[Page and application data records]

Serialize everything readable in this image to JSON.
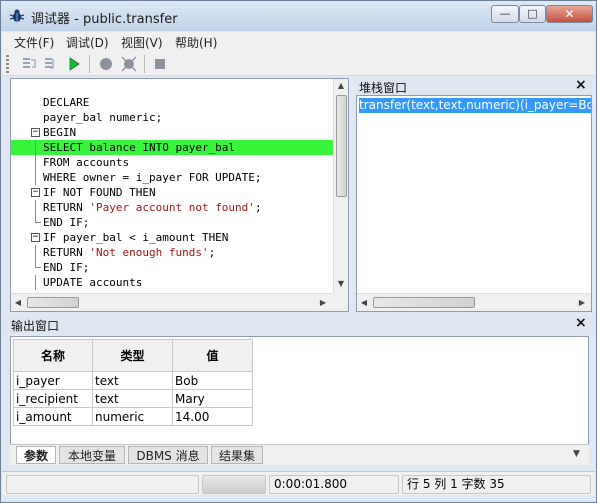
{
  "window": {
    "title": "调试器 - public.transfer"
  },
  "menu": [
    "文件(F)",
    "调试(D)",
    "视图(V)",
    "帮助(H)"
  ],
  "toolbar": {
    "icons": [
      "step-into-icon",
      "step-over-icon",
      "run-icon",
      "breakpoint-icon",
      "clear-breakpoints-icon",
      "stop-icon"
    ]
  },
  "code": {
    "lines": [
      {
        "text": "DECLARE",
        "fold": "",
        "hl": false
      },
      {
        "text": "payer_bal numeric;",
        "fold": "",
        "hl": false
      },
      {
        "text": "BEGIN",
        "fold": "box",
        "hl": false
      },
      {
        "text": "SELECT balance INTO payer_bal",
        "fold": "line",
        "hl": true
      },
      {
        "text": "FROM accounts",
        "fold": "line",
        "hl": false
      },
      {
        "text": "WHERE owner = i_payer FOR UPDATE;",
        "fold": "line",
        "hl": false
      },
      {
        "text": "IF NOT FOUND THEN",
        "fold": "box",
        "hl": false
      },
      {
        "text": "RETURN 'Payer account not found';",
        "fold": "line",
        "hl": false
      },
      {
        "text": "END IF;",
        "fold": "end",
        "hl": false
      },
      {
        "text": "IF payer_bal < i_amount THEN",
        "fold": "box",
        "hl": false
      },
      {
        "text": "RETURN 'Not enough funds';",
        "fold": "line",
        "hl": false
      },
      {
        "text": "END IF;",
        "fold": "end",
        "hl": false
      },
      {
        "text": "UPDATE accounts",
        "fold": "line",
        "hl": false
      }
    ]
  },
  "stack": {
    "title": "堆栈窗口",
    "close": "×",
    "frames": [
      "transfer(text,text,numeric)(i_payer=Bob,"
    ]
  },
  "output": {
    "title": "输出窗口",
    "close": "×",
    "columns": [
      "名称",
      "类型",
      "值"
    ],
    "rows": [
      [
        "i_payer",
        "text",
        "Bob"
      ],
      [
        "i_recipient",
        "text",
        "Mary"
      ],
      [
        "i_amount",
        "numeric",
        "14.00"
      ]
    ],
    "tabs": [
      "参数",
      "本地变量",
      "DBMS 消息",
      "结果集"
    ]
  },
  "status": {
    "elapsed": "0:00:01.800",
    "position": "行 5 列 1 字数 35"
  }
}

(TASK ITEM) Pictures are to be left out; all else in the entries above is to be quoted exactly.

(REPLY)
Serialize everything readable in this image to JSON.
{
  "window": {
    "title": "调试器 - public.transfer"
  },
  "menu": [
    "文件(F)",
    "调试(D)",
    "视图(V)",
    "帮助(H)"
  ],
  "toolbar": {
    "icons": [
      "step-into-icon",
      "step-over-icon",
      "run-icon",
      "breakpoint-icon",
      "clear-breakpoints-icon",
      "stop-icon"
    ]
  },
  "code": {
    "lines": [
      {
        "text": "DECLARE",
        "fold": "",
        "hl": false
      },
      {
        "text": "payer_bal numeric;",
        "fold": "",
        "hl": false
      },
      {
        "text": "BEGIN",
        "fold": "box",
        "hl": false
      },
      {
        "text": "SELECT balance INTO payer_bal",
        "fold": "line",
        "hl": true
      },
      {
        "text": "FROM accounts",
        "fold": "line",
        "hl": false
      },
      {
        "text": "WHERE owner = i_payer FOR UPDATE;",
        "fold": "line",
        "hl": false
      },
      {
        "text": "IF NOT FOUND THEN",
        "fold": "box",
        "hl": false
      },
      {
        "text": "RETURN 'Payer account not found';",
        "fold": "line",
        "hl": false
      },
      {
        "text": "END IF;",
        "fold": "end",
        "hl": false
      },
      {
        "text": "IF payer_bal < i_amount THEN",
        "fold": "box",
        "hl": false
      },
      {
        "text": "RETURN 'Not enough funds';",
        "fold": "line",
        "hl": false
      },
      {
        "text": "END IF;",
        "fold": "end",
        "hl": false
      },
      {
        "text": "UPDATE accounts",
        "fold": "line",
        "hl": false
      }
    ]
  },
  "stack": {
    "title": "堆栈窗口",
    "close": "×",
    "frames": [
      "transfer(text,text,numeric)(i_payer=Bob,"
    ]
  },
  "output": {
    "title": "输出窗口",
    "close": "×",
    "columns": [
      "名称",
      "类型",
      "值"
    ],
    "rows": [
      [
        "i_payer",
        "text",
        "Bob"
      ],
      [
        "i_recipient",
        "text",
        "Mary"
      ],
      [
        "i_amount",
        "numeric",
        "14.00"
      ]
    ],
    "tabs": [
      "参数",
      "本地变量",
      "DBMS 消息",
      "结果集"
    ]
  },
  "status": {
    "elapsed": "0:00:01.800",
    "position": "行 5 列 1 字数 35"
  }
}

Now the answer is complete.